Fasihul Khan, M.D., Ph.D., is a consultant at Glenfield Hospital, University Hospitals of Leicester NHS UK. Dr. Khan’s team submitted a research proposal to access Vivli to conduct analysis relevant to their topic, “A systematic review and individual patient data meta-analysis of physiological biomarkers in idiopathic pulmonary fibrosis”. The team’s completed research has been presented to the research community at conferences and in publications including American Journal of Respiratory and Critical Care Medicine. He sat down with Vivli to tell us more about accessing individual participant data to advance his research, and the potential for biomarkers to predict outcomes for people with pulmonary fibrosis.
Please tell us more about your research – what led you to want to research this particular topic?
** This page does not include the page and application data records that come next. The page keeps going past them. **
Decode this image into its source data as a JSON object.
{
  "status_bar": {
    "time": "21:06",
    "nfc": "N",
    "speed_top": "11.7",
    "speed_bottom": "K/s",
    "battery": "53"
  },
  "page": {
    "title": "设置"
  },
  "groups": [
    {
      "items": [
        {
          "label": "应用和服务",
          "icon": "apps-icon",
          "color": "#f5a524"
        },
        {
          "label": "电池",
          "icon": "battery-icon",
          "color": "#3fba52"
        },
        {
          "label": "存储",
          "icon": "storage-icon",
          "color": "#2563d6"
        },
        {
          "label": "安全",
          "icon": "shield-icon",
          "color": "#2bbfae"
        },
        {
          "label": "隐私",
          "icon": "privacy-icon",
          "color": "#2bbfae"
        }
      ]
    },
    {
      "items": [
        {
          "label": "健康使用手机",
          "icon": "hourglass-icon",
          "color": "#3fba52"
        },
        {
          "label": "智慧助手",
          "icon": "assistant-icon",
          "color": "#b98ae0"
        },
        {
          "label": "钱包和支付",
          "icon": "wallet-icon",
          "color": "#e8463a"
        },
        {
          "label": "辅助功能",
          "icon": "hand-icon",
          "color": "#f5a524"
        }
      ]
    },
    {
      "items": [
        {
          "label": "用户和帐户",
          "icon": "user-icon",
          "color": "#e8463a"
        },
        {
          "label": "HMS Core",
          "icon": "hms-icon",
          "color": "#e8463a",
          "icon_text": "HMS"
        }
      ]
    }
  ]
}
So my area of interest is pulmonary fibrosis, which is a condition causing scarring of the lungs. Pulmonary fibrosis is a relatively rare condition, and therefore the number of studies in this area are limited, although expanding rapidly. I was keen to synthesize some of the existing information that was already available. I wanted to perform a systematic review, specifically looking to see whether there are blood biomarkers that can predict outcomes in patients with diagnosed pulmonary fibrosis. When I started searching the literature, it very quickly became apparent that there were several published studies, but actually the data and the way the studies were reported were very heterogeneous. Individually the studies yielded inconsistent results, utilized data-dependent thresholds, and frequently did not adjust for confounders. Therefore, I sought individual participant data which helped overcome these limitations and enabled robust data analyses to be performed leading to reliable conclusions.
Could you talk about what it was like to work across multiple data-sharing platforms; how did you handle that?
This was not straightforward! I created summary estimates from each study separately on the different platforms in Vivli and in CSDR, then imported them manually onto my own database. I then used additional software to pool the summary estimates. Having the data all in one place would have saved me a lot of time and stress!
Not a lot of researchers have the perseverance to do what you did. What advice would you give to researchers before they start off? Things you wish you’d known before you started?
I think it’s important to consider the project as a whole. It is highly likely the process will take much longer than you think, and that’s not necessarily any individual or organization’s fault. You need to have a clear understanding with contingency plans for each stage, and give yourself plenty of time! Be clear about your research question, and whether individual participant data are likely to improve your research, before committing to the additional effort. Speak to others who have been through the process of acquiring individual participant data, and your institution to understand timescales for data sharing agreements as these are likely to be time consuming and potential limiting factors.
Once you were able to access the individual patient data, were you able to get past the reporting limitations and find what you needed?
Absolutely; once we had the raw data, we were able to perform our analysis and produce some very meaningful results, which we have subsequently published in two journals. The first was a blood biomarker paper in the European Respiratory Journal which was the first blood biomarker study in pulmonary fibrosis to utilize this approach, and provides robust estimates of the association between matrix-metalloproteinase 7 and disease progression.
The second paper was published in the American Journal of Respiratory Critical Care Medicine. In this paper, we looked at change in FVC which is a lung function measurement used to assess progression in pulmonary fibrosis. All interventional clinical trials measure FVC as an endpoint – typically at 12 months, but patients have additional FVC measurements at baseline, 3, and 6 months. The purpose of our research was to evaluate whether short term changes in FVC i.e. over three-months, are associated with overall mortality. In other words, can we shorten clinical trials by finding an earlier signal than the 12 months FVC change that is currently accepted by regulators. Since the association between short term FVC change and mortality was not reported in any clinical study, we needed the individual participant data to model this association. Indeed, we were able to find that three-month FVC change is associated with mortality, and perhaps more importantly a treatment effect could be observed between treatment and placebo arms at three-months. The findings of this study have been well received by the research community, and have already been adopted into the design of an adaptive trial in IPF. Lots of hard work, but worth it as the results are likely to generate further research which ultimately will hopefully impact patients in a positive manner!